But labour and resource challenges persist 

Conservation: The second phase of the restoration of Wangdicholing Dzong in Bumthang is in full swing.

Workers are replacing chams (joists), nampang (ceiling boards), floor planks, windows, and other wooden parts of the dzong.

Project Manager Sonam Tashi said wooden parts of the Lingka Lhakhang have been replaced and the rooms of the Drasha were modified.

In the second phase, conservation work will be carried out only for the periphery buildings (shakor). The utse of the palace will remain untouched. “The Chhukhor Mani will also be renovated during this phase,” he said.

Sonam Tashi said only the conservation work will be completed during the second phase which started in March this year and will end by September 2017.

They are also building doors to link the rooms of the shakor. People visiting the dzong in the future will be able to move directly to other rooms without having to exit the building.

Bhutan Foundation’s programme manager Deepika Chhetri said the second phase of the project is funded by the US Ambassador’s fund for cultural preservation through the foundation. “Bhutan Foundation is also partly funding the project,” she said.

Tashideling construction and consultancy is executing the work and the Department of Culture is monitoring.

Project’s Zopon Namgay, said it is estimated that some 700 chams for the Shakor will be replaced. “Conservation work is done in a very strict manner,” he said.

For instance, the zopon explained that for a door, they would remove only that portion that is destroyed and not the entire structure. He said it is difficult for them to change the chams as they would have to jack up the bidhen (beams placed on the chams) by three inches.

Sonam Tashi said that they are facing acute shortage of skilled workers. This is because private employers in Bumthang pay higher daily wages compared to the project. “People came and worked for the project for about two months and then left finding better wages,” he said.

The project manager said that the project requires 50 workers everyday but can manage only 20-25 a day.

He said they had already have seasoned chams but it is difficult to get stones and sand since there are no quarries in Bumthang.

The restoration of Wangdicholing Dzong, the birthplace of the first Druk Gyalpo, Ugyen Wangchuck is being carried out in commemoration of the 60th Birth Anniversary of His Majesty The Fourth Druk Gyalpo.

The long-term objective of the restoration plan is to establish a special museum that demonstrates the history of Bhutan with Buddhism at the heart of its tradition and culture.

The museum will promote sustainable tourism that will increase financial opportunities within the locality. Additionally, this museum will become a gateway into Bhutan’s cultural heartland, the Bumthang valley, providing opportunities for local Bhutanese to learn their own history as well as for tourists.
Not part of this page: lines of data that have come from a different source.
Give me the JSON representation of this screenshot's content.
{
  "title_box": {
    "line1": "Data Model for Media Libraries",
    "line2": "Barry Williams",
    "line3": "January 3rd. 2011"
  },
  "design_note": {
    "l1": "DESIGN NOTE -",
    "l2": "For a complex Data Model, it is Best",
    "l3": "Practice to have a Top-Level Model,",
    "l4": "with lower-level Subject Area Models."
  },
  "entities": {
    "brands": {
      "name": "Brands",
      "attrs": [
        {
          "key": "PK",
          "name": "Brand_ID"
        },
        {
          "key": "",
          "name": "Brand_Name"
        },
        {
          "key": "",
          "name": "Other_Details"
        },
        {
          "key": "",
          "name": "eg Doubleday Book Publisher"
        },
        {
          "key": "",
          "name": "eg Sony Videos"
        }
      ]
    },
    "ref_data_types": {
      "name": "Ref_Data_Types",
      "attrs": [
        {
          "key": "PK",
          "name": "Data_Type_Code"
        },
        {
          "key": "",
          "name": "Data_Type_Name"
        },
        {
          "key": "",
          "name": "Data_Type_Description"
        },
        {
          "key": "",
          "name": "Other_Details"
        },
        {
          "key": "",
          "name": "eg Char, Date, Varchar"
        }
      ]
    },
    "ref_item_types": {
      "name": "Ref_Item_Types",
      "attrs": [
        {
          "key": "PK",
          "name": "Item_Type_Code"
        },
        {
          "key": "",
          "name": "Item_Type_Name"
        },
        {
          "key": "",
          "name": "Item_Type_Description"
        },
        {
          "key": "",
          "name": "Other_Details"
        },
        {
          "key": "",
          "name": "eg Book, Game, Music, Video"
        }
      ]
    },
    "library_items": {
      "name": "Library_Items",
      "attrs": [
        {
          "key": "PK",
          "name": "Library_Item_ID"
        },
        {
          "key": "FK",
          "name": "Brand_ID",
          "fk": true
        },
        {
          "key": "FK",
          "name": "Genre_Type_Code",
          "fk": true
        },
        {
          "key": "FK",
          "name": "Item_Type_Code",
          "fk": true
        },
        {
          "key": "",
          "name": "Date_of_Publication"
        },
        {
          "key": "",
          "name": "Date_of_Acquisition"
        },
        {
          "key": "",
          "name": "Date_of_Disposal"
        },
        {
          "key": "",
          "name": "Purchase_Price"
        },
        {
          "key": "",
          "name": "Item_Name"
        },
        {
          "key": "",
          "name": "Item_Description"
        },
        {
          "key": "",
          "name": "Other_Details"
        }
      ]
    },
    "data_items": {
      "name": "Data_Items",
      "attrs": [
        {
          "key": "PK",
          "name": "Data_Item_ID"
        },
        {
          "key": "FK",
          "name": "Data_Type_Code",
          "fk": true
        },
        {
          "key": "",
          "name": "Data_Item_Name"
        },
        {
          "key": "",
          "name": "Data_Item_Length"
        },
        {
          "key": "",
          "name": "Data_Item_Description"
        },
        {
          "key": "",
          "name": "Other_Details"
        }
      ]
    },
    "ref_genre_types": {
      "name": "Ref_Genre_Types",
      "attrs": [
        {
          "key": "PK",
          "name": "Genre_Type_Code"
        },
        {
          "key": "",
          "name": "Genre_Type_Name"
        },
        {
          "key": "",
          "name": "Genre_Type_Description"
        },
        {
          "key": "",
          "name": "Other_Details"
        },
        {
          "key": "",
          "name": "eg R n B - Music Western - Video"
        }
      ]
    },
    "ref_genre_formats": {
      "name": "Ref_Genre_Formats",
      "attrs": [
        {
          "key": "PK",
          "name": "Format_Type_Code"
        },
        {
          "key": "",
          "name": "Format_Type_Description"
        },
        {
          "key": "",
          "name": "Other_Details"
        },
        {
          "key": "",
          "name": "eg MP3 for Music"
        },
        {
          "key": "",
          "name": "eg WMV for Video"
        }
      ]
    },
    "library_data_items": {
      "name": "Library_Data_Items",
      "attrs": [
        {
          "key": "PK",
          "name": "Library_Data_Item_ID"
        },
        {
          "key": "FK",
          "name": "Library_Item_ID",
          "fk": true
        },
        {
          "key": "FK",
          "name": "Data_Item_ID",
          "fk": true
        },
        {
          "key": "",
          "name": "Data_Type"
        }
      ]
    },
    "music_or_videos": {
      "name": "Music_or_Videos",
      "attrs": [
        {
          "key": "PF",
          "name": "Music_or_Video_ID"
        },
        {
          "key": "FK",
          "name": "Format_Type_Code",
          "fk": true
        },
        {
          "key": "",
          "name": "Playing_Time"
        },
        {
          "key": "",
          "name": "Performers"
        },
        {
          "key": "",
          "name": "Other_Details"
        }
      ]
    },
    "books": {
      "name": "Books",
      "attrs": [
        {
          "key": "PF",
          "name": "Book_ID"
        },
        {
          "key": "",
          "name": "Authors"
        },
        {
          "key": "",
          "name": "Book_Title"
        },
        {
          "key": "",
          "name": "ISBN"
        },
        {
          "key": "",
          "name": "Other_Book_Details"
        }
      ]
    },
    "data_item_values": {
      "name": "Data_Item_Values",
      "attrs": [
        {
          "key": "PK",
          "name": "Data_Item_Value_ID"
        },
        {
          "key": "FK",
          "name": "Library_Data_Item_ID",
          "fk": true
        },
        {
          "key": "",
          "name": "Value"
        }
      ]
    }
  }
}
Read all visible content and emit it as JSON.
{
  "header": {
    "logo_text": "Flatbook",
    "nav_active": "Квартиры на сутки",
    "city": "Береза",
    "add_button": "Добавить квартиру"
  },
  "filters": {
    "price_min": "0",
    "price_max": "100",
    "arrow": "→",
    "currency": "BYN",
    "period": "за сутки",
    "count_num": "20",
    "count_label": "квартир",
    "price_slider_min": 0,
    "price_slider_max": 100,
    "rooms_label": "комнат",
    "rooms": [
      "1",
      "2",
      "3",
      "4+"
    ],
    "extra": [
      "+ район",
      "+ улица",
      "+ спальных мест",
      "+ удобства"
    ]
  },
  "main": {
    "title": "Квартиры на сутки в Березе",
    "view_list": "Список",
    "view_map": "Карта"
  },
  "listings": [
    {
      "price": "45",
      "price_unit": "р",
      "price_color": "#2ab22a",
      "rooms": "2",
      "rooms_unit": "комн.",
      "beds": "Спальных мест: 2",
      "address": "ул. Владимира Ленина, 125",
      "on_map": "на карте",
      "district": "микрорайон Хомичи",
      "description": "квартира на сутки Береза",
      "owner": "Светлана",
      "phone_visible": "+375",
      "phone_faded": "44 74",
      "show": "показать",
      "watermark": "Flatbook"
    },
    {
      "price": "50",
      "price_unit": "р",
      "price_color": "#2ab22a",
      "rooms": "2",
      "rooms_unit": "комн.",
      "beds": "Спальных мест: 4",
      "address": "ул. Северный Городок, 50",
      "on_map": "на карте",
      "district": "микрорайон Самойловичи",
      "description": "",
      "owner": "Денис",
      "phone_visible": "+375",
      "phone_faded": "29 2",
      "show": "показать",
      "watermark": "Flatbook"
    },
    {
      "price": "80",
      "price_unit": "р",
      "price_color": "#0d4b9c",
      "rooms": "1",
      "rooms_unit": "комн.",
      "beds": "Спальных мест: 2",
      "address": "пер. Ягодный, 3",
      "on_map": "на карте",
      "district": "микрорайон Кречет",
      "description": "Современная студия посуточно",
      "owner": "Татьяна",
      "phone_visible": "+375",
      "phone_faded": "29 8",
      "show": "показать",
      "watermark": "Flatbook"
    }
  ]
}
The main partner for the project is the division for conservation of architectural heritage sites of the home ministry, and international partners include Tsao & McKown Architects, the World Monuments Fund besides the U.S. Ambassador’s Fund for Cultural Preservation.

The project started in March 2015 and expected to be completed by December 2018.

Nima Wangdi | Bumthang